Dataset rows for apps and sites
"""

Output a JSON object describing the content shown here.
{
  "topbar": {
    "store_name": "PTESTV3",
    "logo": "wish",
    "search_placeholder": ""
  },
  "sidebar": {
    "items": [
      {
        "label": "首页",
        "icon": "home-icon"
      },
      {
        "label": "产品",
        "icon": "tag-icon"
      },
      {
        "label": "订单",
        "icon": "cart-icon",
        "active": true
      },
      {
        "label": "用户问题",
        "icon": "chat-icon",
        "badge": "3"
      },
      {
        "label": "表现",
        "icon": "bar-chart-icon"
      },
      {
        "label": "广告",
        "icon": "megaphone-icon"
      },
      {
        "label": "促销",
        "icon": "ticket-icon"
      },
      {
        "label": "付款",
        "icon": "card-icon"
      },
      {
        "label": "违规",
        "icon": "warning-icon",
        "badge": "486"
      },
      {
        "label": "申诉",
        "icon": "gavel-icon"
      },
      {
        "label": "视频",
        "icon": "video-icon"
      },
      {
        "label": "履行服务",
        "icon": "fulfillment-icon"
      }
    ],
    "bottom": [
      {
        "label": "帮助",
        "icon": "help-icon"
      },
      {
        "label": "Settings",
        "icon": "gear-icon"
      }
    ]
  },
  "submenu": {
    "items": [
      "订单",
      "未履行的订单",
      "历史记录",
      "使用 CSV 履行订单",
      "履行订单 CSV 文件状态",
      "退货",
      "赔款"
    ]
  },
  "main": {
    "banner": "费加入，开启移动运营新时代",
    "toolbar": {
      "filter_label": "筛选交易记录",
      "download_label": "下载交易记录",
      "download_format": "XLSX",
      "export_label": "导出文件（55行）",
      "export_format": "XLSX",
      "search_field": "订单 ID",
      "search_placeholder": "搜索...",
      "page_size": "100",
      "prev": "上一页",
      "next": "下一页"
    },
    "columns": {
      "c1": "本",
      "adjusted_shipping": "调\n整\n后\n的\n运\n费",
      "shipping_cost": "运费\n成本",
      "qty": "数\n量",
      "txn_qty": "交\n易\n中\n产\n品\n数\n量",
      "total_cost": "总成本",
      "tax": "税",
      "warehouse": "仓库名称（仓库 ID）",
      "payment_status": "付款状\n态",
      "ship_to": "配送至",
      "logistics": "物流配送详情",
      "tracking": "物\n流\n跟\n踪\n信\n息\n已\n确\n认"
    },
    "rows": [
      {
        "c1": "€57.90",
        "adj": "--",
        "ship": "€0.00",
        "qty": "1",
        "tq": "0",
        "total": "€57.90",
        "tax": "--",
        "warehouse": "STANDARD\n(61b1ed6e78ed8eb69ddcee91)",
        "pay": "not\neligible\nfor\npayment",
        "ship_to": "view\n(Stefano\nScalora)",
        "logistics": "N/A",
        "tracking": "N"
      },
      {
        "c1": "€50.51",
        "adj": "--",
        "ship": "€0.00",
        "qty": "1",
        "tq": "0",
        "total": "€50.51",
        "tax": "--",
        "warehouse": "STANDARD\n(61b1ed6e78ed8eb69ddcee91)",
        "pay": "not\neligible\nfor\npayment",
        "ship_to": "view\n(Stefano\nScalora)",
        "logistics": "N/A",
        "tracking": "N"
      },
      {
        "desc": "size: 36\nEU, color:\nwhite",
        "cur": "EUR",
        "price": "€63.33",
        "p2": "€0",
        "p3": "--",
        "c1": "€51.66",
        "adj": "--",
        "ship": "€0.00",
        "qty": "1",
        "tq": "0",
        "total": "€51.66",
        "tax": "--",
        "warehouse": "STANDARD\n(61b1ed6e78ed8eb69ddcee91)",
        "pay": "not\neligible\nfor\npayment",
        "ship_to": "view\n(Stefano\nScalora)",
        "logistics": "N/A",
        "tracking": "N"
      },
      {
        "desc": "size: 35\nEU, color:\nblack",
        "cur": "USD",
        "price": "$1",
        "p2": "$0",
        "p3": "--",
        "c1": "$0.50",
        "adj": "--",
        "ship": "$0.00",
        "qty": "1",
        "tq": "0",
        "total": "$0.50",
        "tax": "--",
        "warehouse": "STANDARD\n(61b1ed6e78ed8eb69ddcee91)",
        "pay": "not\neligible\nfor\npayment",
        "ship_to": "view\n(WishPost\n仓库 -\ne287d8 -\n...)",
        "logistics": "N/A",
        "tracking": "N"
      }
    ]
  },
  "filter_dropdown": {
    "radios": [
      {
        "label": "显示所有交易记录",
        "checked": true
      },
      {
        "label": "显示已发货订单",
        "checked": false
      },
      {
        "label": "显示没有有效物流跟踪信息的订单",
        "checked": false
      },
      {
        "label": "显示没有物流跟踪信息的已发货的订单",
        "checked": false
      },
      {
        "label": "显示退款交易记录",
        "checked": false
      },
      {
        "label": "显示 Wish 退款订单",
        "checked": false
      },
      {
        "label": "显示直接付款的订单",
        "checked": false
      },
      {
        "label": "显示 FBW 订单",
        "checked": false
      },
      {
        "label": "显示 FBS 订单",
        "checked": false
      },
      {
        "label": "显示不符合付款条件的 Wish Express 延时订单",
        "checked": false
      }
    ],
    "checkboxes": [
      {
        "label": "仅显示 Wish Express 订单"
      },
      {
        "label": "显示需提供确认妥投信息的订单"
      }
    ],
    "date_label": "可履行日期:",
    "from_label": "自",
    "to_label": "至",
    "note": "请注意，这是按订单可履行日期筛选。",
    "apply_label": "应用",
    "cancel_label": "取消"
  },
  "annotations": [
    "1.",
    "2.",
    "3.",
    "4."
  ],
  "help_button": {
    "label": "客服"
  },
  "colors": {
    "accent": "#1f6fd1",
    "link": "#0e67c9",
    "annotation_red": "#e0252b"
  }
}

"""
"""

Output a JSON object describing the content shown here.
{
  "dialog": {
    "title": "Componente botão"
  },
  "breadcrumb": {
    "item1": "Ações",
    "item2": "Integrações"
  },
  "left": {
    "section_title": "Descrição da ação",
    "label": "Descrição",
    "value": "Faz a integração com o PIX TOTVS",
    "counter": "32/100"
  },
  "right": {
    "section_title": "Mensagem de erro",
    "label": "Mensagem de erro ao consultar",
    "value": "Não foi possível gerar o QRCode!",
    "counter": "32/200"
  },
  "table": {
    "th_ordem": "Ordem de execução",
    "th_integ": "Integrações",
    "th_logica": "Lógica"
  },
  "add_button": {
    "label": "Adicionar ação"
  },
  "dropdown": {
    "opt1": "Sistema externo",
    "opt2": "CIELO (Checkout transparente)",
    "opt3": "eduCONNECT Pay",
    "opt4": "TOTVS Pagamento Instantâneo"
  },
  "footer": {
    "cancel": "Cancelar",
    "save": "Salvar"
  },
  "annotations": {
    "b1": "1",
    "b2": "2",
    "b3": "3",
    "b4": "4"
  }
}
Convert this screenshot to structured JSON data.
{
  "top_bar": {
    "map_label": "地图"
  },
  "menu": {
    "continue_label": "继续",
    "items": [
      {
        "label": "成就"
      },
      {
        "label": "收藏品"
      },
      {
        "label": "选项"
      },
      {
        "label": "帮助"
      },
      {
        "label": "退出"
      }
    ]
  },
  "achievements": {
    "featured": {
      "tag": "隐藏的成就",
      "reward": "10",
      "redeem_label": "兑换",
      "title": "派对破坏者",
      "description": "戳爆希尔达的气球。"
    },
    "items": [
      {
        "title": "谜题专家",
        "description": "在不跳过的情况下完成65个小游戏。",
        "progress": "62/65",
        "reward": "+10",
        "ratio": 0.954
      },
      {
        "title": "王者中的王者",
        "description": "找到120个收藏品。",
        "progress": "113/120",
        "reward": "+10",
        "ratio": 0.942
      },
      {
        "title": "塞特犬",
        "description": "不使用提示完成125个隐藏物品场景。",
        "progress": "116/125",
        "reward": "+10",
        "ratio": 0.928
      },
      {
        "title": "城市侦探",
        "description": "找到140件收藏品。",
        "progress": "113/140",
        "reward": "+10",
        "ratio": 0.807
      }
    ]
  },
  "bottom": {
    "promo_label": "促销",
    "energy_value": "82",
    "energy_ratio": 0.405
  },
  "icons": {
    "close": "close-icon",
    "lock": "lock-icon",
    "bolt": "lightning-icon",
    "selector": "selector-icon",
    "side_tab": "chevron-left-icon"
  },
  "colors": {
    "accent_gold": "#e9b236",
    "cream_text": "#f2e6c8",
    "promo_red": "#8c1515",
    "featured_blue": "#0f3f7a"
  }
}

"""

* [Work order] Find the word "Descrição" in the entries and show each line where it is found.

* [Result of the task]
    "section_title": "Descrição da ação",
    "label": "Descrição",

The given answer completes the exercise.